My colleagues had contacted the Hesed and shared my story. If there had been a digital database in the early ‘90s, it would have only taken a few clicks, but in my situation, all I could rely on were memories and connections between the people in the Jewish community. Somehow, though, they had found the homecare worker who had cared for my family. My grandparents were some of her first clients, and she was there for my grandmother until her very last day.
When I heard it, I couldn’t believe that it was actually happening: It felt like a well-directed movie. I was crying and smiling with the biggest smile at the same time. I couldn’t wait to tell my mom — even if nothing else happened, it was already a miracle. But then my dear colleagues insisted I meet with the homecare worker. They acted as a well-oiled machine that made it possible for me to spend a few precious hours with her; it had been 24 years since my last time in my grandparents’ neighborhood.
It was unbelievable. I had the chance to turn back time and return to my childhood, to see the streets, the places, the houses. It was all still there, just as I remembered. I met the homecare worker and just hugged her, unable to find the right words. I had many questions, but I deeply appreciated this opportunity to be there and say thank you in person.
Every time I visit a JDC client and see with my own eyes the impact of homecare, social activities, and volunteering, I know these services are a precious gift. This work is done with so much love that you barely find that thin line between your work and your calling. When taking care of my grandparents, the homecare worker could have simply done her job; instead, she cared for them as if they were her own family, always there whenever help was needed. I am grateful for that, but I’m even more appreciative that the story of my family is still alive in her memories today. Now I am here to continue it, closing one cycle and starting a new one with my own deeds.
Last year’s trip to Moldova changed my life. For me, the most important thing is that my mom, now 74, knows my grandmother received excellent care from JDC and the Jewish community, living her last days independently and with dignity.
And what about me? When I started to work at JDC, I had no idea I had this connection.
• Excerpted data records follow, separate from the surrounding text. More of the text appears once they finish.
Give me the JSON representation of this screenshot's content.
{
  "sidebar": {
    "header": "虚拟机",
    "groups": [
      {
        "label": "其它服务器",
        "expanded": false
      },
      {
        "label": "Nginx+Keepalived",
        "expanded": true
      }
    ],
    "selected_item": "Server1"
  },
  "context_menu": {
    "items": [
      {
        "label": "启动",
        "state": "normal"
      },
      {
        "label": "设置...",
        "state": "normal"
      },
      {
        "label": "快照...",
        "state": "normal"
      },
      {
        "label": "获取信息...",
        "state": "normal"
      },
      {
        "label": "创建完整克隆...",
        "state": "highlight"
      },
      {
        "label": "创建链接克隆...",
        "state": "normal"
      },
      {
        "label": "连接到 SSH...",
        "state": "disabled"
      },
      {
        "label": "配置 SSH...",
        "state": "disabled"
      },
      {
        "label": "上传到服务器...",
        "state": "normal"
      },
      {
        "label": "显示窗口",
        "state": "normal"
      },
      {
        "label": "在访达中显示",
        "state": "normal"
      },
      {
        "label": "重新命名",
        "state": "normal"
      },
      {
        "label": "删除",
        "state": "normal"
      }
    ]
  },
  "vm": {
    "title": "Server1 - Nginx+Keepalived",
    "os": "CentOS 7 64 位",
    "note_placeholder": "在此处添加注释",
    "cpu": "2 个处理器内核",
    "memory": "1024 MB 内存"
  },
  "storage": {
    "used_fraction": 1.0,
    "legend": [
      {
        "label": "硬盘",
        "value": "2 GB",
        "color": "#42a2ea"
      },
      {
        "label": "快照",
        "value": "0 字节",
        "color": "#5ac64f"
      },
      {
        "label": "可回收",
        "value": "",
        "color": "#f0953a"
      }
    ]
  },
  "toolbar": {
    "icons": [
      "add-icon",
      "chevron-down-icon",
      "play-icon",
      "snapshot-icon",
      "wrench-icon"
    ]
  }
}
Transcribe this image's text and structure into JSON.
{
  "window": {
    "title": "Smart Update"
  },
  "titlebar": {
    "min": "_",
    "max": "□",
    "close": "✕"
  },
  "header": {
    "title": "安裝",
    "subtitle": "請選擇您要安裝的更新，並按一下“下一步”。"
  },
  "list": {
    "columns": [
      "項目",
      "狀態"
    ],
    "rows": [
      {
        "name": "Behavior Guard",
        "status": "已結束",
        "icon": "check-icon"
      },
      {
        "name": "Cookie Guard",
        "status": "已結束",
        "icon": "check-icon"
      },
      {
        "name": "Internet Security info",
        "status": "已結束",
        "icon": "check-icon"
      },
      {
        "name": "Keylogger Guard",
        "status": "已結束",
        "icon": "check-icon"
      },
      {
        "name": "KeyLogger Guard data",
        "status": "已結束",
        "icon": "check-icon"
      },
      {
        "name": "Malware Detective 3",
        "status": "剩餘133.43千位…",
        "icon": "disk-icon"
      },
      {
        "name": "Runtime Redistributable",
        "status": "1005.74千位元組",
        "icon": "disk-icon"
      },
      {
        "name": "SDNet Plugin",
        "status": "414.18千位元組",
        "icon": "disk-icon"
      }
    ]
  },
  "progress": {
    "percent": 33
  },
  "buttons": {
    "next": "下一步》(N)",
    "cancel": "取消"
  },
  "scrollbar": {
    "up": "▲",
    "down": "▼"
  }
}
Yes, I shared the mission and the values of the Joint, and I was honored to serve. Now, though, I’ve seen with my own eyes that everything is intertwined, that good deeds initiate a chain of events that have an unbelievable impact on all of us in the Jewish world, from the kid at the JCC preschool to a volunteer to the lovely grannies at the Hesed. We are here for a reason — to return and multiply the kindness. There are still so many people, just like my grandparents, who need us.
That’s more important now than ever, since COVID-19 has come knocking at our door. Being a part of the JDC team, I see every day the “backstage” of our life-saving work, all the energy and efforts behind each action. It isn’t easy — after all, we’ve never faced anything like this before. But our work has never stopped. The help keeps coming because we know the people who receive it simply can’t make it without us. And we are here for them, because each of them matters. For us, they are not “the elderly.” They are our bubbes and zeydes, and we can’t let them down.
Marina Gatskan, 34, serves as the FSU coordinator for the Kaplan Leadership Initiative. She also serves as the PR and missions coordinator in JDC’s Belarus office. She lives with her family in Minsk.